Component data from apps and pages

┄┄┄┄┄┄┄┄┄┄┄┄┄┄┄┄┄┄┄┄

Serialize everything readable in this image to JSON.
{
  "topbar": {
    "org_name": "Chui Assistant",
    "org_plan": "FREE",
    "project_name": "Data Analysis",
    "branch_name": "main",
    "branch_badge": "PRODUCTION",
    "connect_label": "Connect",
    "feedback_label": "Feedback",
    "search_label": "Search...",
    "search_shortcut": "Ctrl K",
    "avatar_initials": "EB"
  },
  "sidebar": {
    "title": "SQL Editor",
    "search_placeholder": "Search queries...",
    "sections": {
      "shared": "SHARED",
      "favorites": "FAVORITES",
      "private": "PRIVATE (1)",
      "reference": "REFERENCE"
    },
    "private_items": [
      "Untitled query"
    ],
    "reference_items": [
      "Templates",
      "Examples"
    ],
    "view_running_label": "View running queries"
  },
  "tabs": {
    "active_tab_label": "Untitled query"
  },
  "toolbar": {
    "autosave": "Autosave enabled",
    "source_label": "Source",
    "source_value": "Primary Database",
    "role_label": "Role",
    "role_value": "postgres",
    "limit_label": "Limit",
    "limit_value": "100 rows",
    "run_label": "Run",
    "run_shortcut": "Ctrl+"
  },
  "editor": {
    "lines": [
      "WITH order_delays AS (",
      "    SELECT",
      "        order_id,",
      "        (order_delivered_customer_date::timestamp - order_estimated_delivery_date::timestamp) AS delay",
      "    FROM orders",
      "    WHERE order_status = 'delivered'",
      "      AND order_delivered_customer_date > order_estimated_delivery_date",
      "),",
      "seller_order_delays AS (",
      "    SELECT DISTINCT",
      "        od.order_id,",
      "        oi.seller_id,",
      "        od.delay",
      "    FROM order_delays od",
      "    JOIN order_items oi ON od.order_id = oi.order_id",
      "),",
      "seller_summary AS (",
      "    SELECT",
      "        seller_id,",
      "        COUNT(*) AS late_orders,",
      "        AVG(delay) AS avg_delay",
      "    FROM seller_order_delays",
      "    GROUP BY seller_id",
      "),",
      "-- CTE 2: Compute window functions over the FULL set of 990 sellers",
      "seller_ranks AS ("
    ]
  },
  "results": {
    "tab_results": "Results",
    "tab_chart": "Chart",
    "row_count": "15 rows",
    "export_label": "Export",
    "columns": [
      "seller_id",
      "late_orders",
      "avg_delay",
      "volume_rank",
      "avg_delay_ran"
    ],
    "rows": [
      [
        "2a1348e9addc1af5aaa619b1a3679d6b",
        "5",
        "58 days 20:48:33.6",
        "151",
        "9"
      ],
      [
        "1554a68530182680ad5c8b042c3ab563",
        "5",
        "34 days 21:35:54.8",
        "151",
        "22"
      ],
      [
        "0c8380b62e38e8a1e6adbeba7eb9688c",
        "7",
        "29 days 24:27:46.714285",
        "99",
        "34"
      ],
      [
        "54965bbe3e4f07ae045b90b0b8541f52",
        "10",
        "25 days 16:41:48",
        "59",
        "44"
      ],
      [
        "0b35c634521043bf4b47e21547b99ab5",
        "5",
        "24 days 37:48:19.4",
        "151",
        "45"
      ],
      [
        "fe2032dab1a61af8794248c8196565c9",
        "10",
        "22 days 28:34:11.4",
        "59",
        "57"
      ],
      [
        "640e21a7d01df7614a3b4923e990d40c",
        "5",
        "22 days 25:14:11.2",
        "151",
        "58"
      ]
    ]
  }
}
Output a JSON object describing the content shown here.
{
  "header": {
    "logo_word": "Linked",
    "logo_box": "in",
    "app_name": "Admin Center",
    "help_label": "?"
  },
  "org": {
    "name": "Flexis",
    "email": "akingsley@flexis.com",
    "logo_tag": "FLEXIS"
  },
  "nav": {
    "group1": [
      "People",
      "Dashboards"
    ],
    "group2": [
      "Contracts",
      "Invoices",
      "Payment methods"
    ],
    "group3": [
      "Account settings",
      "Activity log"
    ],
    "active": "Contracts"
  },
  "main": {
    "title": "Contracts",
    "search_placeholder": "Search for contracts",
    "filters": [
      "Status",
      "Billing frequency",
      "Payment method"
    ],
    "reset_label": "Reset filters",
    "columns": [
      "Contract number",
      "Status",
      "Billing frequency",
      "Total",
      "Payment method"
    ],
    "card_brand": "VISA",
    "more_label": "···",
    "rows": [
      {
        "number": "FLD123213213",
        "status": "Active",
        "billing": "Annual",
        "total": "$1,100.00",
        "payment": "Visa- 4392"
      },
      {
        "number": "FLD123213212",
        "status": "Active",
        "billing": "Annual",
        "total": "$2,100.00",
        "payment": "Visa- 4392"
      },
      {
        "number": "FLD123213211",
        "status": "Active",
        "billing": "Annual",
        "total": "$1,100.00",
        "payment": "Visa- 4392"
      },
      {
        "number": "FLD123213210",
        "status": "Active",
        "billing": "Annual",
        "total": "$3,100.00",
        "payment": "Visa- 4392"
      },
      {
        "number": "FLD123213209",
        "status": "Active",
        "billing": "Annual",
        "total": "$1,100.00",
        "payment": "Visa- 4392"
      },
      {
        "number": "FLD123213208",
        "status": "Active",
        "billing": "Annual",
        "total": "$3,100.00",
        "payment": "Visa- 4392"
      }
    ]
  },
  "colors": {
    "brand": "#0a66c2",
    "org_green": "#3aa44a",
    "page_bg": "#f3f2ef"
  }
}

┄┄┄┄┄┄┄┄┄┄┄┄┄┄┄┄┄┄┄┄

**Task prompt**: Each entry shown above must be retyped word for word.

**Output for this task**:
Serialize everything readable in this image to JSON.
{
  "topbar": {
    "org_name": "Chui Assistant",
    "org_plan": "FREE",
    "project_name": "Data Analysis",
    "branch_name": "main",
    "branch_badge": "PRODUCTION",
    "connect_label": "Connect",
    "feedback_label": "Feedback",
    "search_label": "Search...",
    "search_shortcut": "Ctrl K",
    "avatar_initials": "EB"
  },
  "sidebar": {
    "title": "SQL Editor",
    "search_placeholder": "Search queries...",
    "sections": {
      "shared": "SHARED",
      "favorites": "FAVORITES",
      "private": "PRIVATE (1)",
      "reference": "REFERENCE"
    },
    "private_items": [
      "Untitled query"
    ],
    "reference_items": [
      "Templates",
      "Examples"
    ],
    "view_running_label": "View running queries"
  },
  "tabs": {
    "active_tab_label": "Untitled query"
  },
  "toolbar": {
    "autosave": "Autosave enabled",
    "source_label": "Source",
    "source_value": "Primary Database",
    "role_label": "Role",
    "role_value": "postgres",
    "limit_label": "Limit",
    "limit_value": "100 rows",
    "run_label": "Run",
    "run_shortcut": "Ctrl+"
  },
  "editor": {
    "lines": [
      "WITH order_delays AS (",
      "    SELECT",
      "        order_id,",
      "        (order_delivered_customer_date::timestamp - order_estimated_delivery_date::timestamp) AS delay",
      "    FROM orders",
      "    WHERE order_status = 'delivered'",
      "      AND order_delivered_customer_date > order_estimated_delivery_date",
      "),",
      "seller_order_delays AS (",
      "    SELECT DISTINCT",
      "        od.order_id,",
      "        oi.seller_id,",
      "        od.delay",
      "    FROM order_delays od",
      "    JOIN order_items oi ON od.order_id = oi.order_id",
      "),",
      "seller_summary AS (",
      "    SELECT",
      "        seller_id,",
      "        COUNT(*) AS late_orders,",
      "        AVG(delay) AS avg_delay",
      "    FROM seller_order_delays",
      "    GROUP BY seller_id",
      "),",
      "-- CTE 2: Compute window functions over the FULL set of 990 sellers",
      "seller_ranks AS ("
    ]
  },
  "results": {
    "tab_results": "Results",
    "tab_chart": "Chart",
    "row_count": "15 rows",
    "export_label": "Export",
    "columns": [
      "seller_id",
      "late_orders",
      "avg_delay",
      "volume_rank",
      "avg_delay_ran"
    ],
    "rows": [
      [
        "2a1348e9addc1af5aaa619b1a3679d6b",
        "5",
        "58 days 20:48:33.6",
        "151",
        "9"
      ],
      [
        "1554a68530182680ad5c8b042c3ab563",
        "5",
        "34 days 21:35:54.8",
        "151",
        "22"
      ],
      [
        "0c8380b62e38e8a1e6adbeba7eb9688c",
        "7",
        "29 days 24:27:46.714285",
        "99",
        "34"
      ],
      [
        "54965bbe3e4f07ae045b90b0b8541f52",
        "10",
        "25 days 16:41:48",
        "59",
        "44"
      ],
      [
        "0b35c634521043bf4b47e21547b99ab5",
        "5",
        "24 days 37:48:19.4",
        "151",
        "45"
      ],
      [
        "fe2032dab1a61af8794248c8196565c9",
        "10",
        "22 days 28:34:11.4",
        "59",
        "57"
      ],
      [
        "640e21a7d01df7614a3b4923e990d40c",
        "5",
        "22 days 25:14:11.2",
        "151",
        "58"
      ]
    ]
  }
}
Output a JSON object describing the content shown here.
{
  "header": {
    "logo_word": "Linked",
    "logo_box": "in",
    "app_name": "Admin Center",
    "help_label": "?"
  },
  "org": {
    "name": "Flexis",
    "email": "akingsley@flexis.com",
    "logo_tag": "FLEXIS"
  },
  "nav": {
    "group1": [
      "People",
      "Dashboards"
    ],
    "group2": [
      "Contracts",
      "Invoices",
      "Payment methods"
    ],
    "group3": [
      "Account settings",
      "Activity log"
    ],
    "active": "Contracts"
  },
  "main": {
    "title": "Contracts",
    "search_placeholder": "Search for contracts",
    "filters": [
      "Status",
      "Billing frequency",
      "Payment method"
    ],
    "reset_label": "Reset filters",
    "columns": [
      "Contract number",
      "Status",
      "Billing frequency",
      "Total",
      "Payment method"
    ],
    "card_brand": "VISA",
    "more_label": "···",
    "rows": [
      {
        "number": "FLD123213213",
        "status": "Active",
        "billing": "Annual",
        "total": "$1,100.00",
        "payment": "Visa- 4392"
      },
      {
        "number": "FLD123213212",
        "status": "Active",
        "billing": "Annual",
        "total": "$2,100.00",
        "payment": "Visa- 4392"
      },
      {
        "number": "FLD123213211",
        "status": "Active",
        "billing": "Annual",
        "total": "$1,100.00",
        "payment": "Visa- 4392"
      },
      {
        "number": "FLD123213210",
        "status": "Active",
        "billing": "Annual",
        "total": "$3,100.00",
        "payment": "Visa- 4392"
      },
      {
        "number": "FLD123213209",
        "status": "Active",
        "billing": "Annual",
        "total": "$1,100.00",
        "payment": "Visa- 4392"
      },
      {
        "number": "FLD123213208",
        "status": "Active",
        "billing": "Annual",
        "total": "$3,100.00",
        "payment": "Visa- 4392"
      }
    ]
  },
  "colors": {
    "brand": "#0a66c2",
    "org_green": "#3aa44a",
    "page_bg": "#f3f2ef"
  }
}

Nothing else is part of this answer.